» **WHAT IS BEING ASKED**
Look through the records and copy each line with the string "Pictures" in it.

» **Data records for software interfaces**
▽

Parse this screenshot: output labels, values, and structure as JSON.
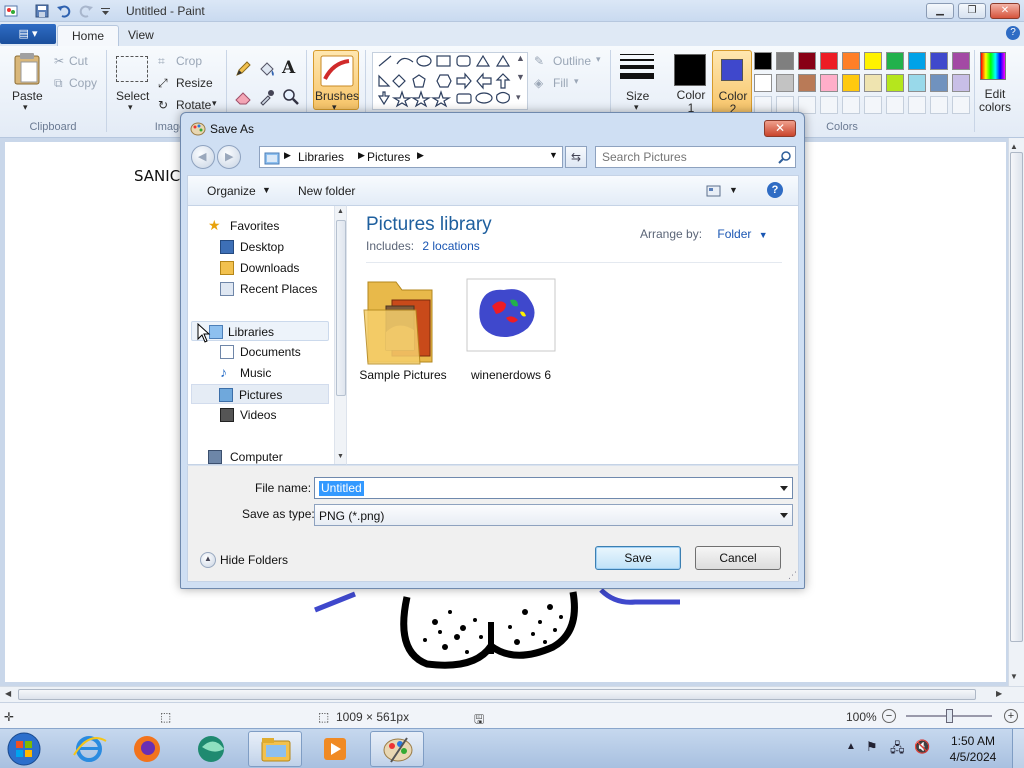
{
  "paint": {
    "title": "Untitled - Paint",
    "tabs": [
      "Home",
      "View"
    ],
    "clipboard": {
      "paste": "Paste",
      "cut": "Cut",
      "copy": "Copy",
      "group": "Clipboard"
    },
    "image": {
      "select": "Select",
      "crop": "Crop",
      "resize": "Resize",
      "rotate": "Rotate",
      "group": "Image"
    },
    "brushes": "Brushes",
    "shapes": {
      "outline": "Outline",
      "fill": "Fill"
    },
    "size": "Size",
    "color1": "Color 1",
    "color2": "Color 2",
    "colors_group": "Colors",
    "edit_colors": "Edit colors",
    "palette_row1": [
      "#000000",
      "#7f7f7f",
      "#880015",
      "#ed1c24",
      "#ff7f27",
      "#fff200",
      "#22b14c",
      "#00a2e8",
      "#3f48cc",
      "#a349a4"
    ],
    "palette_row2": [
      "#ffffff",
      "#c3c3c3",
      "#b97a57",
      "#ffaec9",
      "#ffc90e",
      "#efe4b0",
      "#b5e61d",
      "#99d9ea",
      "#7092be",
      "#c8bfe7"
    ],
    "color1_value": "#000000",
    "color2_value": "#3f48cc",
    "canvas_text": "SANIC",
    "status": {
      "dimensions": "1009 × 561px",
      "zoom": "100%"
    }
  },
  "dialog": {
    "title": "Save As",
    "breadcrumb": [
      "Libraries",
      "Pictures"
    ],
    "search_placeholder": "Search Pictures",
    "organize": "Organize",
    "new_folder": "New folder",
    "nav": {
      "favorites": "Favorites",
      "desktop": "Desktop",
      "downloads": "Downloads",
      "recent": "Recent Places",
      "libraries": "Libraries",
      "documents": "Documents",
      "music": "Music",
      "pictures": "Pictures",
      "videos": "Videos",
      "computer": "Computer"
    },
    "library_title": "Pictures library",
    "includes_label": "Includes:",
    "includes_link": "2 locations",
    "arrange_label": "Arrange by:",
    "arrange_value": "Folder",
    "files": [
      {
        "name": "Sample Pictures",
        "kind": "folder-icon"
      },
      {
        "name": "winenerdows 6",
        "kind": "image-thumbnail"
      }
    ],
    "file_name_label": "File name:",
    "file_name_value": "Untitled",
    "save_type_label": "Save as type:",
    "save_type_value": "PNG (*.png)",
    "hide_folders": "Hide Folders",
    "save": "Save",
    "cancel": "Cancel"
  },
  "taskbar": {
    "time": "1:50 AM",
    "date": "4/5/2024"
  }
}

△

» **ANSWER SPACE**
      "Pictures"
    "search_placeholder": "Search Pictures",
      "pictures": "Pictures",
    "library_title": "Pictures library",
        "name": "Sample Pictures",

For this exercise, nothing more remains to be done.